-------- Recorded data

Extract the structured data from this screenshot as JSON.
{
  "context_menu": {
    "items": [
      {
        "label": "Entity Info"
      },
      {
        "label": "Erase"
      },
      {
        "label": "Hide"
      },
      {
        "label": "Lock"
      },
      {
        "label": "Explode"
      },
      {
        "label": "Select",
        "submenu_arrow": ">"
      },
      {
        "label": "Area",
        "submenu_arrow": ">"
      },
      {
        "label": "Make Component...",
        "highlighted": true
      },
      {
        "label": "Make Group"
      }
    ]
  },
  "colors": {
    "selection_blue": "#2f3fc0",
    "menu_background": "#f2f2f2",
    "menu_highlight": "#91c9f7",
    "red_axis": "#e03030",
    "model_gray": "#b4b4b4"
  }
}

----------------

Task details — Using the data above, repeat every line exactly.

Task response —
Extract the structured data from this screenshot as JSON.
{
  "context_menu": {
    "items": [
      {
        "label": "Entity Info"
      },
      {
        "label": "Erase"
      },
      {
        "label": "Hide"
      },
      {
        "label": "Lock"
      },
      {
        "label": "Explode"
      },
      {
        "label": "Select",
        "submenu_arrow": ">"
      },
      {
        "label": "Area",
        "submenu_arrow": ">"
      },
      {
        "label": "Make Component...",
        "highlighted": true
      },
      {
        "label": "Make Group"
      }
    ]
  },
  "colors": {
    "selection_blue": "#2f3fc0",
    "menu_background": "#f2f2f2",
    "menu_highlight": "#91c9f7",
    "red_axis": "#e03030",
    "model_gray": "#b4b4b4"
  }
}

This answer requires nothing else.